WHAT TO PRODUCE :: Exact copies of all entries are expected.

EXERCISE DATA ::
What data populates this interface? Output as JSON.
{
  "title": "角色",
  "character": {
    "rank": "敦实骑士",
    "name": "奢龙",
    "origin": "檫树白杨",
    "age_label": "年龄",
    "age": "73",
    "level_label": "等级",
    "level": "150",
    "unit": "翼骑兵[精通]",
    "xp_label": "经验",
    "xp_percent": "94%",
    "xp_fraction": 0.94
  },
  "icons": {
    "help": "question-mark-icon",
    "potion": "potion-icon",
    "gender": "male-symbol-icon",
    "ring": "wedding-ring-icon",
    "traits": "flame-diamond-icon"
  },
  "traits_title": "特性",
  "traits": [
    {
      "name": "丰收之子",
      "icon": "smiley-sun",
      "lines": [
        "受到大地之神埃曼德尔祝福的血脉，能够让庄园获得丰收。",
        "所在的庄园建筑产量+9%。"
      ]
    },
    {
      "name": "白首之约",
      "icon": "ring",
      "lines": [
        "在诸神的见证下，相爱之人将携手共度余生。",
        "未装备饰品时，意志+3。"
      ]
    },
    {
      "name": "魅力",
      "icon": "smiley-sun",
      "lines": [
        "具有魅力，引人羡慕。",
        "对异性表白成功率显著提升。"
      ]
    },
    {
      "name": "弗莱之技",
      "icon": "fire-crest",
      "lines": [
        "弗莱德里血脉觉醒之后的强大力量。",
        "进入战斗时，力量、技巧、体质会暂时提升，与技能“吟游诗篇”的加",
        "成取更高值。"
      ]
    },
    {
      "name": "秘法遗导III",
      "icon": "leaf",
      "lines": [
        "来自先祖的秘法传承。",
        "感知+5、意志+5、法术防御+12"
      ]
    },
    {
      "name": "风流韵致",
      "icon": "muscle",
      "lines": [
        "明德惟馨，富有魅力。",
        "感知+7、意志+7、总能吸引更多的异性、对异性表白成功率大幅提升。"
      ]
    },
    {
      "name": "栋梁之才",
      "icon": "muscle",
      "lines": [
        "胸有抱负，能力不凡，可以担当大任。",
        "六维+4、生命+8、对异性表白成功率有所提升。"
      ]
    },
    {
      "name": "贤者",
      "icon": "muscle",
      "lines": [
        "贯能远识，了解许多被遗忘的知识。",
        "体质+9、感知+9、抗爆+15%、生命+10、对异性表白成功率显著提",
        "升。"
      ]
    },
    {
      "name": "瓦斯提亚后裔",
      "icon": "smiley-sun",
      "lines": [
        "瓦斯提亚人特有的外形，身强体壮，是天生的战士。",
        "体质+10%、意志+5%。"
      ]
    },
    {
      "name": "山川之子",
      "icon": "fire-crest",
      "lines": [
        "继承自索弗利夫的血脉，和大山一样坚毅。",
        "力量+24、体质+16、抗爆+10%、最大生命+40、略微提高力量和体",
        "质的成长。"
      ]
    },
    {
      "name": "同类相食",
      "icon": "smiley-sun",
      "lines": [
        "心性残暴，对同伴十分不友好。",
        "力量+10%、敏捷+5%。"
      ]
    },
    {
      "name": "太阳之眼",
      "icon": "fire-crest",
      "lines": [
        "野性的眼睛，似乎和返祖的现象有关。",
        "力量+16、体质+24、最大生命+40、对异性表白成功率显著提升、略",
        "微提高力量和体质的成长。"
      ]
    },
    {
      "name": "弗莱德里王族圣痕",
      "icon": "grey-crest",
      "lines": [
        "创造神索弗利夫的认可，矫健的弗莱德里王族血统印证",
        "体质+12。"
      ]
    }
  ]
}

PROBLEM SOLUTION ::
What data populates this interface? Output as JSON.
{
  "title": "角色",
  "character": {
    "rank": "敦实骑士",
    "name": "奢龙",
    "origin": "檫树白杨",
    "age_label": "年龄",
    "age": "73",
    "level_label": "等级",
    "level": "150",
    "unit": "翼骑兵[精通]",
    "xp_label": "经验",
    "xp_percent": "94%",
    "xp_fraction": 0.94
  },
  "icons": {
    "help": "question-mark-icon",
    "potion": "potion-icon",
    "gender": "male-symbol-icon",
    "ring": "wedding-ring-icon",
    "traits": "flame-diamond-icon"
  },
  "traits_title": "特性",
  "traits": [
    {
      "name": "丰收之子",
      "icon": "smiley-sun",
      "lines": [
        "受到大地之神埃曼德尔祝福的血脉，能够让庄园获得丰收。",
        "所在的庄园建筑产量+9%。"
      ]
    },
    {
      "name": "白首之约",
      "icon": "ring",
      "lines": [
        "在诸神的见证下，相爱之人将携手共度余生。",
        "未装备饰品时，意志+3。"
      ]
    },
    {
      "name": "魅力",
      "icon": "smiley-sun",
      "lines": [
        "具有魅力，引人羡慕。",
        "对异性表白成功率显著提升。"
      ]
    },
    {
      "name": "弗莱之技",
      "icon": "fire-crest",
      "lines": [
        "弗莱德里血脉觉醒之后的强大力量。",
        "进入战斗时，力量、技巧、体质会暂时提升，与技能“吟游诗篇”的加",
        "成取更高值。"
      ]
    },
    {
      "name": "秘法遗导III",
      "icon": "leaf",
      "lines": [
        "来自先祖的秘法传承。",
        "感知+5、意志+5、法术防御+12"
      ]
    },
    {
      "name": "风流韵致",
      "icon": "muscle",
      "lines": [
        "明德惟馨，富有魅力。",
        "感知+7、意志+7、总能吸引更多的异性、对异性表白成功率大幅提升。"
      ]
    },
    {
      "name": "栋梁之才",
      "icon": "muscle",
      "lines": [
        "胸有抱负，能力不凡，可以担当大任。",
        "六维+4、生命+8、对异性表白成功率有所提升。"
      ]
    },
    {
      "name": "贤者",
      "icon": "muscle",
      "lines": [
        "贯能远识，了解许多被遗忘的知识。",
        "体质+9、感知+9、抗爆+15%、生命+10、对异性表白成功率显著提",
        "升。"
      ]
    },
    {
      "name": "瓦斯提亚后裔",
      "icon": "smiley-sun",
      "lines": [
        "瓦斯提亚人特有的外形，身强体壮，是天生的战士。",
        "体质+10%、意志+5%。"
      ]
    },
    {
      "name": "山川之子",
      "icon": "fire-crest",
      "lines": [
        "继承自索弗利夫的血脉，和大山一样坚毅。",
        "力量+24、体质+16、抗爆+10%、最大生命+40、略微提高力量和体",
        "质的成长。"
      ]
    },
    {
      "name": "同类相食",
      "icon": "smiley-sun",
      "lines": [
        "心性残暴，对同伴十分不友好。",
        "力量+10%、敏捷+5%。"
      ]
    },
    {
      "name": "太阳之眼",
      "icon": "fire-crest",
      "lines": [
        "野性的眼睛，似乎和返祖的现象有关。",
        "力量+16、体质+24、最大生命+40、对异性表白成功率显著提升、略",
        "微提高力量和体质的成长。"
      ]
    },
    {
      "name": "弗莱德里王族圣痕",
      "icon": "grey-crest",
      "lines": [
        "创造神索弗利夫的认可，矫健的弗莱德里王族血统印证",
        "体质+12。"
      ]
    }
  ]
}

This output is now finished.